TASK DESCRIPTION
Repeat the entries below in full, with every character unchanged.

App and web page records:
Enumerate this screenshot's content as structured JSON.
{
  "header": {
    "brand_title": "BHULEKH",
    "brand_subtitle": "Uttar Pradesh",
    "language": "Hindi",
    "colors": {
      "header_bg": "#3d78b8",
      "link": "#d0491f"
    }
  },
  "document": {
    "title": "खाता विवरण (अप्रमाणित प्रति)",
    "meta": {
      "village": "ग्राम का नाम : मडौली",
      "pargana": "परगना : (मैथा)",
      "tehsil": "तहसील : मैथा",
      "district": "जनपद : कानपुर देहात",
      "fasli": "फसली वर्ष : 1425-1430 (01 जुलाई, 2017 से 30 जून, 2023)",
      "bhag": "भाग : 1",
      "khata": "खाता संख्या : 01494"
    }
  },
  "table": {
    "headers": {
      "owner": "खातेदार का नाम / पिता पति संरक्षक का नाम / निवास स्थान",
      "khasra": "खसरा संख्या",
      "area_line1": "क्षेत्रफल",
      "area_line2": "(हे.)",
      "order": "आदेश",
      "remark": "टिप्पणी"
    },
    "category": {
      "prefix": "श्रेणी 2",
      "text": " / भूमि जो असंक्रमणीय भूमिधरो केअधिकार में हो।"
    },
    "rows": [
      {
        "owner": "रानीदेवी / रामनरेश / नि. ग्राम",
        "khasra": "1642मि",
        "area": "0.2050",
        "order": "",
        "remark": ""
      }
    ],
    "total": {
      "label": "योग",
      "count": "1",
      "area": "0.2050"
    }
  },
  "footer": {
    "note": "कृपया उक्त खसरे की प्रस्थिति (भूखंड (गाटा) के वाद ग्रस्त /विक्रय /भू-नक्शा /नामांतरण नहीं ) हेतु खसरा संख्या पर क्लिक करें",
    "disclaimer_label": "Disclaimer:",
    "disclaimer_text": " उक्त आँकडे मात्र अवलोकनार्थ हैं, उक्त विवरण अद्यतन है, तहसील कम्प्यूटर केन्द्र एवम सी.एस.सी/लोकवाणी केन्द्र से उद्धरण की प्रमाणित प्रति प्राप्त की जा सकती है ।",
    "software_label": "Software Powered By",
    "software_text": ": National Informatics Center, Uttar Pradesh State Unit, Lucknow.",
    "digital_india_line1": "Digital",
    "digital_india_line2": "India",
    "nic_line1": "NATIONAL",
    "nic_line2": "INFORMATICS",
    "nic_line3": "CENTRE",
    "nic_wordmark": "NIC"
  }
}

EXPECTED ANSWER
Enumerate this screenshot's content as structured JSON.
{
  "header": {
    "brand_title": "BHULEKH",
    "brand_subtitle": "Uttar Pradesh",
    "language": "Hindi",
    "colors": {
      "header_bg": "#3d78b8",
      "link": "#d0491f"
    }
  },
  "document": {
    "title": "खाता विवरण (अप्रमाणित प्रति)",
    "meta": {
      "village": "ग्राम का नाम : मडौली",
      "pargana": "परगना : (मैथा)",
      "tehsil": "तहसील : मैथा",
      "district": "जनपद : कानपुर देहात",
      "fasli": "फसली वर्ष : 1425-1430 (01 जुलाई, 2017 से 30 जून, 2023)",
      "bhag": "भाग : 1",
      "khata": "खाता संख्या : 01494"
    }
  },
  "table": {
    "headers": {
      "owner": "खातेदार का नाम / पिता पति संरक्षक का नाम / निवास स्थान",
      "khasra": "खसरा संख्या",
      "area_line1": "क्षेत्रफल",
      "area_line2": "(हे.)",
      "order": "आदेश",
      "remark": "टिप्पणी"
    },
    "category": {
      "prefix": "श्रेणी 2",
      "text": " / भूमि जो असंक्रमणीय भूमिधरो केअधिकार में हो।"
    },
    "rows": [
      {
        "owner": "रानीदेवी / रामनरेश / नि. ग्राम",
        "khasra": "1642मि",
        "area": "0.2050",
        "order": "",
        "remark": ""
      }
    ],
    "total": {
      "label": "योग",
      "count": "1",
      "area": "0.2050"
    }
  },
  "footer": {
    "note": "कृपया उक्त खसरे की प्रस्थिति (भूखंड (गाटा) के वाद ग्रस्त /विक्रय /भू-नक्शा /नामांतरण नहीं ) हेतु खसरा संख्या पर क्लिक करें",
    "disclaimer_label": "Disclaimer:",
    "disclaimer_text": " उक्त आँकडे मात्र अवलोकनार्थ हैं, उक्त विवरण अद्यतन है, तहसील कम्प्यूटर केन्द्र एवम सी.एस.सी/लोकवाणी केन्द्र से उद्धरण की प्रमाणित प्रति प्राप्त की जा सकती है ।",
    "software_label": "Software Powered By",
    "software_text": ": National Informatics Center, Uttar Pradesh State Unit, Lucknow.",
    "digital_india_line1": "Digital",
    "digital_india_line2": "India",
    "nic_line1": "NATIONAL",
    "nic_line2": "INFORMATICS",
    "nic_line3": "CENTRE",
    "nic_wordmark": "NIC"
  }
}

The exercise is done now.